Novel Bio Sensor Derived from Cotton Biomass to Monitor Real-Time Soil Moisture and Nitrate

Project Overview

GS20-220
Project Type: Graduate Student
Funds awarded in 2020: $16,500.00
Projected End Date: 08/31/2021
Grant Recipient: Tuskegee University
Region: Southern
State: Alabama
Graduate Student:
Major Professor:
Byungjin Min
Tuskegee University

Commodities

Not commodity specific

Practices

  • Crop Production: irrigation, water management
  • Soil Management: soil quality/health

    Proposal abstract:

    Growing concerns among small farmers and producers for specialty crops about the overuse of water, soil health, inorganic nitrogen supply, and accessibility of soil testing site, underscores the benefits from the use of sustainable and affordable monitoring systems with sensing technologies in crop production. Multiple parameters affect crop production could be optimized onsite using a biosensor in real-time by controlling irrigation water and nitrogen supply. Cellulose derived from biomass can be a good candidate as a bio-based sensor tool due to its inherent moisture absorption property. The adsorb moisture on the cellulose fibers can be converted into electrical signal by printing graphite electrodes on the cellulose surface. The electrical signal intensity could be recorded with microelectronic device. Nitrate concentration in moist soil can also be measured using an electrochemical technique with nitrate ion-selective electrode (ISE). Therefore, we propose to develop a cost-effective cellulose-based biosensor derived from cotton residues to monitor relative humidity and soil nutrients. The specific objectives are 1) to extract pure cellulose from left-over cotton linter and to fabricate a cellulose-based sensor; 2) characterize the sensing performance of the biosensors to monitor moisture and nitrates through soil model system in the greenhouse, and 3) disseminate the results through seminars and field demonstration for small farmers. The successful results of the proposed project would be integrated with low-cost microcontroller communication devices, allows sensing data to be applied for customized farming practices for healthy soil that could result in improving the profitability of crop production by under sourced small farmers.

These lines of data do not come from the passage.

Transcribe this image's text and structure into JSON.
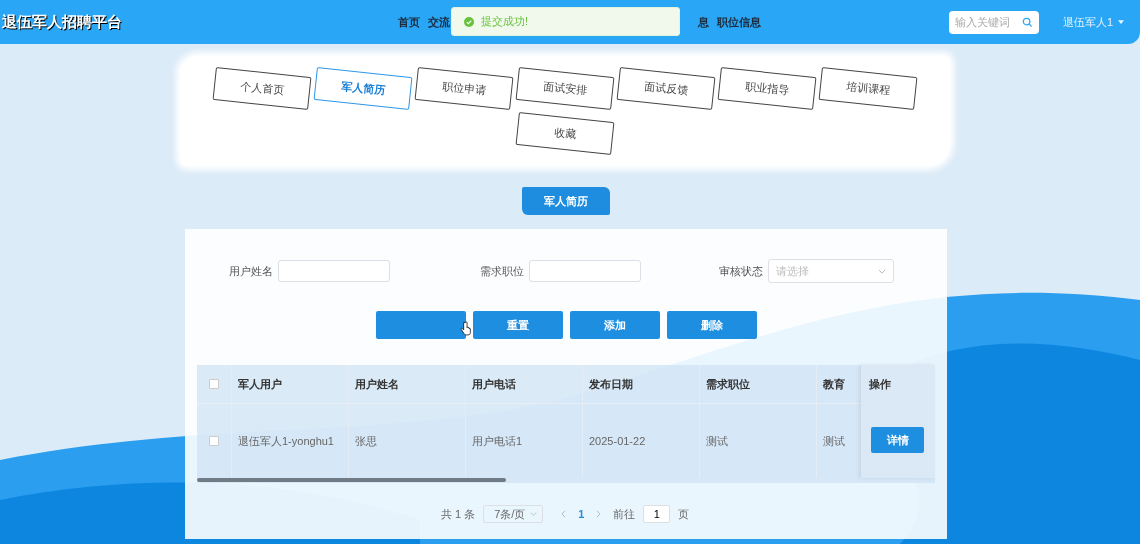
{
  "header": {
    "logo": "退伍军人招聘平台",
    "nav_left": [
      "首页",
      "交流"
    ],
    "nav_right": [
      "息",
      "职位信息"
    ],
    "search": {
      "placeholder": "输入关键词"
    },
    "user": "退伍军人1"
  },
  "toast": {
    "kind": "success",
    "text": "提交成功!"
  },
  "tabs": [
    {
      "label": "个人首页",
      "selected": false
    },
    {
      "label": "军人简历",
      "selected": true
    },
    {
      "label": "职位申请",
      "selected": false
    },
    {
      "label": "面试安排",
      "selected": false
    },
    {
      "label": "面试反馈",
      "selected": false
    },
    {
      "label": "职业指导",
      "selected": false
    },
    {
      "label": "培训课程",
      "selected": false
    },
    {
      "label": "收藏",
      "selected": false
    }
  ],
  "section_title": "军人简历",
  "filters": [
    {
      "kind": "input",
      "label": "用户姓名"
    },
    {
      "kind": "input",
      "label": "需求职位"
    },
    {
      "kind": "select",
      "label": "审核状态",
      "placeholder": "请选择"
    }
  ],
  "buttons": [
    "重置",
    "添加",
    "删除"
  ],
  "table": {
    "all_checked": false,
    "columns": [
      "军人用户",
      "用户姓名",
      "用户电话",
      "发布日期",
      "需求职位",
      "教育"
    ],
    "action_column": "操作",
    "rows": [
      {
        "checked": false,
        "cells": [
          "退伍军人1-yonghu1",
          "张思",
          "用户电话1",
          "2025-01-22",
          "测试",
          "测试"
        ],
        "action": "详情"
      }
    ]
  },
  "pagination": {
    "total": "共 1 条",
    "page_size": "7条/页",
    "pages": [
      {
        "label": "1",
        "selected": true
      }
    ],
    "goto_label": "前往",
    "goto_value": "1",
    "goto_suffix": "页"
  }
}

    Project objectives from proposal:

    The proposed project has three objectives:

    1. To extract pure cellulose from left-over cotton linter and to fabricate a cellulose-based sensor
    2. To characterize the sensing performance of the biosensors to monitor moisture and nitrates through soil model system in the greenhouse, and
    3. To disseminate the results through seminars and field demonstration for small farmers
    Objective Outcomes
    1. Leftover cotton linter considered as waste/residues but could be utilized as value -added products such as pure cellulose and source material for the biochemical sensor.  The biosensor preparation technique is straightforward, cost-effective, eco-friendly. More importantly, the sensor can be prepared at home using household materials with simple instruction and does not require expensive equipment.  This novel technique might be a potential tool for precision farming technology.
    2. Evaluation of sensor properties could give new insides on the application of cellulose as an alternative material to the exiting sensors, especially in gas and electrochemical sensing in a wide application, including food safety, biomedical, and air quality monitoring.
    3. The purpose of the pilot study is for a feasibility study to apply in the real farm system, and a demonstration of the developed sensor and methodology help to disseminate the findings to the target audience.
    Any opinions, findings, conclusions, or recommendations expressed in this publication are those of the author(s) and do not necessarily reflect the view of the U.S. Department of Agriculture or SARE.